He went back to his legal practice, being promoted to serjeant at law in 1817, and ended his career where it had begun, on the Norfolk circuit. He may not have prospered at the bar. Apart from frequent expressions of affection for his children, his long correspondence with Baldwin shows an increasingly insistent and querulous concern about money. In 1820 he applied for a land grant in Upper Canada, but was refused on the grounds that he was not a resident. For the last year of his life he may have received an income under the will of his eldest daughter, Lucy Rosalind Proctor Firth. He died intestate with assets of less than £200 sterling.
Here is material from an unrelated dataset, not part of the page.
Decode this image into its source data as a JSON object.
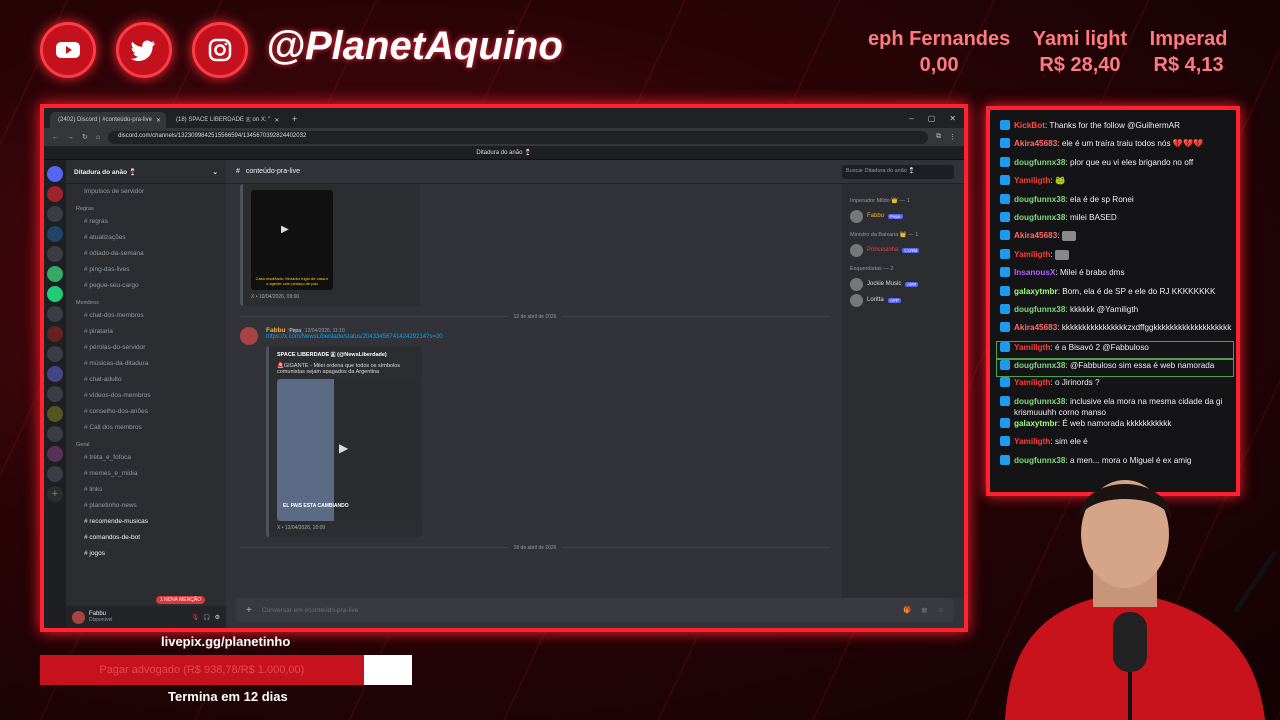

Firth wrote four political pamphlets, all published in Norwich. The first, An address to the electors of Norwich . . . (1794), opposed war with France because it would harm trade, but in the rest he gave vent to a rigid and bitter toryism. In A letter to Edward Rigby . . . (1805) he complained that the mayor of Norwich had not celebrated the victory of Trafalgar enthusiastically enough. A letter to the Right Rev. Henry Bathurst . . . (1813) condemned the bishop of Norwich for advocating the end of civil disabilities for Roman Catholics and Protestant dissenters. The case of Ireland set at rest . . . (1825) attacked Robert Peel’s intended Irish reforms; it had been Peel, when under-secretary of state for War and the Colonies, who informed him of his dismissal from office. The fullest expression of Firth’s enduring hostility to Roman Catholicism was his book, Remarks on the recent state trials . . . (1818), which also argued for more severe punishment of traitors and more rigorous suppression of public disorder. He had returned to England with “joy in once more beholding this blessed Country,” as he wrote to Baldwin in 1812, but he found as much there to arouse his disapproval as he had in Upper Canada.
[Firth left no papers of his own, but his business correspondence with W. W. Baldwin, preserved in the latter’s papers at the MTRL and at PAC, MG 24, B 11, includes much personal and political comment. The course of his claims for fees is documented in the records of the Executive Council (PAC, RG 1, E3). His death certificate, dated 25 Feb. 1838, is in the GRO (London). The Norfolk Record Office (Norwich, Eng.) contains the administrative bond for his estate (Norwich Archdeaconry administrative bonds, 1838, no.5) and his daughter’s will (Norwich Consistory Court wills, 1839: f.321). Notices relating to Firth are in the Norfolk and Norwich Register, 1822; the Norfolk Chronicle: or, the Norwich Gazette, 28 March 1807; and the Norwich Mercury, 3 March 1838. Information with respect to his legal career is in Clarke’s new law list . . . , comp. Teesdale Cockell (London), 1820: 12, 24, 292; and in the volume for 1822. For secondary accounts see particularly Paul Romney, Mr Attorney: the attorney general for Ontario in court, cabinet, and legislature, 1791–1899 (Toronto, 1986), and also two works by W. R. Riddell: “William Firth: the third attorney-general of Upper Canada, 1807–1811,” Canadian Bar Rev. (Toronto), 1 (1923): 326–37, 404–17, and The bar and courts of the province of Upper Canada, or Ontario (Toronto, 1928). s.r.m.]